Every country has its own unique cultures and traditions. When traveling to another country such as Sri Lanka, it is necessary to understand the culture and traditions to enjoy the authentic Sri Lanka cultural holiday. It is one thing to be part of a country’s culture and another to respect the culture and tradition that other people in other countries have.
Sri Lankans are known to be the smiling people. They enjoy a unique and humble lifestyle that touches art, entertainment, and music. Sri Lankans are known to be hospitable people. Aside from that, the country is known to have festivals that lasts the whole year round. Travelers enjoy staying in Sri Lanka because of the several bright and colorful traditions that they celebrate.
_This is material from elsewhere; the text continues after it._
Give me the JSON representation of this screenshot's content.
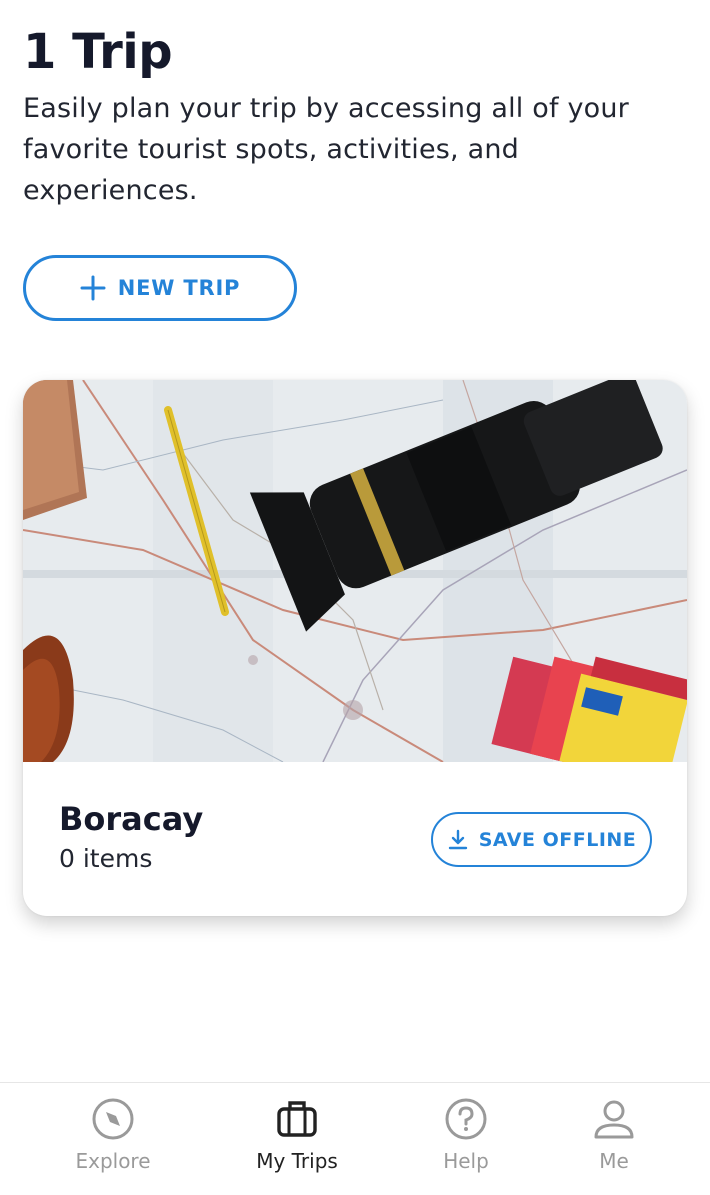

Most of these festivities are religiously related and are based on the lunar calendar, Buddhism, Hinduism, Christianity and Islam. The following are some festivals that are celebrated in Sri Lanka:
o Poson-celebrated during the month of June, this is in commemoration of the introduction of Buddhism to Sri Lankans. Processions are also held all over the country during this event.
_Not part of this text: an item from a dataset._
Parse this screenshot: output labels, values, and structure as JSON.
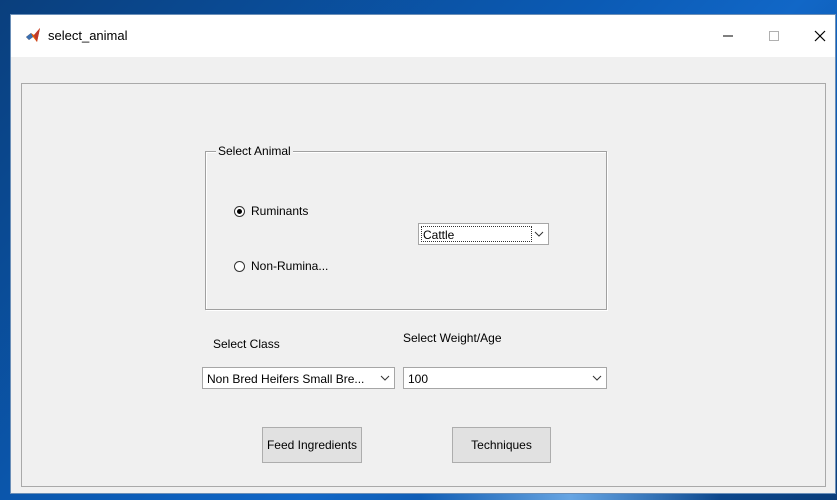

o Duruthu-celebrated on the month of January, this marks Buddha’s first visit to Sri Lanka. This is celebrated by means of a procession with drummers, dancers, and elephants that lasts for three nights.
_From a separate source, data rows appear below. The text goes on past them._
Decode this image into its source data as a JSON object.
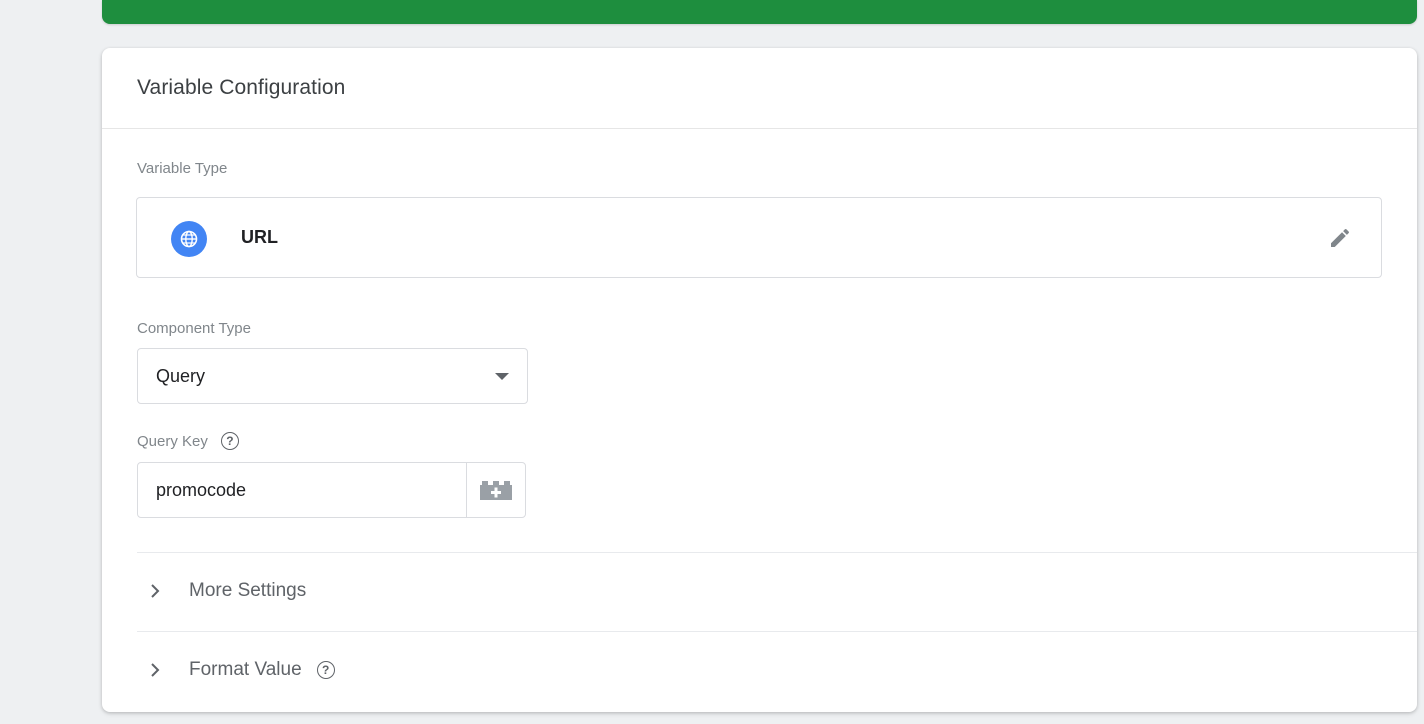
{
  "card": {
    "title": "Variable Configuration"
  },
  "variable_type": {
    "label": "Variable Type",
    "value": "URL",
    "icon": "globe-icon",
    "edit_icon": "pencil-icon"
  },
  "component_type": {
    "label": "Component Type",
    "selected": "Query"
  },
  "query_key": {
    "label": "Query Key",
    "value": "promocode",
    "help_icon": "help-icon",
    "picker_icon": "variable-picker-icon"
  },
  "sections": {
    "more_settings": "More Settings",
    "format_value": "Format Value"
  },
  "colors": {
    "accent_green": "#1e8e3e",
    "globe_blue": "#4285f4"
  }
}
o Vesak-celebrated during the month of May, this marks the death of the Buddha. Sri Lankans celebrate this by decorating their houses with bright Vesak lanterns. Temples give free meals to passers-by.
o Esala-celebrated during the month of July or August, this is offered to the Warrior god Kataragama. During these two months, the biggest and most special festivals are held, including the Festival of the August Moon. This is held for two weeks with processions that are highlighted with fire walking ceremony, in respect to the Warrior god.
o Unduvap– celebrated during the month of December, this is celebrated in commemoration to Sangamitta who is Asoka’s daughter. She was the one who bought a sapling from a Bodhi Tree and brought it to Sri Lanka.
o Muslim Festivals– since Muslims isolate themselves from the public, most of their festivals are not displayed to the public. Some of these festivities include Milad-un-Nabi, which is celebrated during December to commemorate the birth of Mohammed, Id-ul-Fitr or the end of Ramadam (Holy Fasting) and Haj, the traditional Muslim pilgrimage to Mecca.
The above traditions are a symbolism of Sri Lanka’s preservation of their much-respected culture. Travelers to Sri Lanka are awed with the festivities and has made them come back to experience them once again. The customs in Sri Lanka have been part of the Sri Lankan society for thousands of years. In fact, most cultures and traditions that they preserve are involved in their day-to-day activities, both in the social and religious aspect. Sri Lanka has embraced the advancing technology, but most of their customs and traditions are still evident in most parts of the country and still being religiously observed by many.